If you started a new group at January's GroupLink, the end of your eight-week starter period is fast approaching. In the final week of the study, you'll discuss, fill out, and sign the Group Agreement. The agreement isn't a binding contract. It's not a document you turn in to the church so we can file it away and refer to it later. It's just a way for you to make sure that everyone in your group understands what to expect and is on board.
You may think walking your group through the Group Agreement will be a little awkward. You may even consider skipping Session 8. Don't do it. The first two groups I led, we didn't use the agreement. If I could go back in time, I'd do things differently. Once I began using the agreement, the quality of my groups improved . . . big time. That's because this simple document, and the discussions that went along with it, aligned everyone's expectations. If there were people in the group who thought they were signing on for wall-to-wall Bible study, the agreement set them straight. If there were people in the group who expected lots of social interaction and just a tiny bit of Bible study and prayer, the agreement set them straight, too. The Group Agreement didn't guarantee that all of my groups were great (nothing can do that), but it ensured that my groups didn't derail because people were frustrated by unmet expectations.
We designed Community: Starting Well to get everyone in your group on the same page about what the group is and what it isn't. By now, you've shared stories, explored the building blocks of spiritual growth, and discussed what everyone in the group needs to know and do to create community. The Group Agreement is the last piece in the puzzle. It's designed to solidify in everyone's minds a lot of the things you've already talked about as a group.
Before you lead your group through Session 8, review the elements of the Group Agreement.

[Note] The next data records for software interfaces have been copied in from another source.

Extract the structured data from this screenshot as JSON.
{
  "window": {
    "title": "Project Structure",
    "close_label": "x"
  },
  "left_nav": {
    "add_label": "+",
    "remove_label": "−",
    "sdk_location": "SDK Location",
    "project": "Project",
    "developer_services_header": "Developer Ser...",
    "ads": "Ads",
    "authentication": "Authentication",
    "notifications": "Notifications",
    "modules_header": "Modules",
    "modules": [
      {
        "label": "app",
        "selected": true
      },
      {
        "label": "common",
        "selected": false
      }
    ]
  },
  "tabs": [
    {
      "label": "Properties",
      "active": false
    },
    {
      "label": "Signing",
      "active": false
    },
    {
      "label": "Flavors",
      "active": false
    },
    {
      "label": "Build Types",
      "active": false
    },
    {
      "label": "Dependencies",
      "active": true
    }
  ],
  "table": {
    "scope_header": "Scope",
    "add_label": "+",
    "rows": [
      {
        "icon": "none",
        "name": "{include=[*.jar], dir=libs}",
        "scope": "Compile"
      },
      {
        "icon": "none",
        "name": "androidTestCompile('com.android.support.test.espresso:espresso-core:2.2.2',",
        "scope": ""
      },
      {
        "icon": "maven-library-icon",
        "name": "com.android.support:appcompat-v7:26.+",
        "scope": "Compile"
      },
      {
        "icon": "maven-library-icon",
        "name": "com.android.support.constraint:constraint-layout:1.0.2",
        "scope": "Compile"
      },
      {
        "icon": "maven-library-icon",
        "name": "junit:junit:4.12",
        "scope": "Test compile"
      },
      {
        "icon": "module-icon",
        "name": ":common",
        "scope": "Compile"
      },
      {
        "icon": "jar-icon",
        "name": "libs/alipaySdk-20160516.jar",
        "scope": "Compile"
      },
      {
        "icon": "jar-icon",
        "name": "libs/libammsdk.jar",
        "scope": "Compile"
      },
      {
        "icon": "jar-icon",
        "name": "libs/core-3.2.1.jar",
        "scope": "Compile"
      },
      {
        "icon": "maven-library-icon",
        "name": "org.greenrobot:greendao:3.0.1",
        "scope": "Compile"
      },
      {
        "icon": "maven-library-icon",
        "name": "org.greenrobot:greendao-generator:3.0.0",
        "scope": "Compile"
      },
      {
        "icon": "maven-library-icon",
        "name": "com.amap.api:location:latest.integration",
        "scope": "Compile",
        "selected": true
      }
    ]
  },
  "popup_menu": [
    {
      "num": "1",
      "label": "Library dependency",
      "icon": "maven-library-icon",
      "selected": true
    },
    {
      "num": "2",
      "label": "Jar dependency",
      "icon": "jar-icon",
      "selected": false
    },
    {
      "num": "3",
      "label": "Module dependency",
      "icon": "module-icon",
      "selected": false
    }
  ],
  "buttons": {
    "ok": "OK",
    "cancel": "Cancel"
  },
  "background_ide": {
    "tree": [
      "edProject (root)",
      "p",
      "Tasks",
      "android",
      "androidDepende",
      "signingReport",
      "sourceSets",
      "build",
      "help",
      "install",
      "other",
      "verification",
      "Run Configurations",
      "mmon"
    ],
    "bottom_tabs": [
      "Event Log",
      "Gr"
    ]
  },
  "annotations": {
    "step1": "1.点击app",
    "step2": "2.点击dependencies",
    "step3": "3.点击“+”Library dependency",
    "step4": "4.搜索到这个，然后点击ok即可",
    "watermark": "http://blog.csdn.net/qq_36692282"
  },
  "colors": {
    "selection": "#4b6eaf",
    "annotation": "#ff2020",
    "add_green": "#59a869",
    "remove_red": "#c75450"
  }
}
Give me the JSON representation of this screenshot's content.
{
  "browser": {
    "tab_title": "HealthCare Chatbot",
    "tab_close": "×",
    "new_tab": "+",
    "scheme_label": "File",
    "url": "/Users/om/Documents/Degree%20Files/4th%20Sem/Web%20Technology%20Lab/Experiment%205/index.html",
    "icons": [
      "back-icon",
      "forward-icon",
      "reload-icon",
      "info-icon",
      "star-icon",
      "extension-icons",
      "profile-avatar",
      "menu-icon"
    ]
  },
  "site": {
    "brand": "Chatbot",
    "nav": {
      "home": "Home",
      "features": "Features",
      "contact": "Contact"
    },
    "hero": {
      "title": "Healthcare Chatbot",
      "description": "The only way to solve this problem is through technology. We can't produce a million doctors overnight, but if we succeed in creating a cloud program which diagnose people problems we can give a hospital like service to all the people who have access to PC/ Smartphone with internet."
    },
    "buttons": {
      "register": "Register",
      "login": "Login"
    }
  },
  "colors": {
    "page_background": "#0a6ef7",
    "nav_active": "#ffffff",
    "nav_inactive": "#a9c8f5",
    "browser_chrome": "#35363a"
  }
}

Print a copy of the agreement for every person or couple in your group.
During the session, you'll watch a video in which John will walk you through two key elements of the agreement:
- Multiplication in the Values and Goals section
- The closed group information in item 5 of the Group Guidelines section
If there are other aspects of the Group Agreement you want to discuss with your group members, go for it. John just covers multiplication and closed groups because they're really important and they can cause confusion . . . especially for new leaders.
Congratulations on reaching the end of the eight-week starter period. I hope Starting Well has set you up for a great group experience over the next year or two.
Have you used the Group Agreement in past groups you've led? How did it work for you?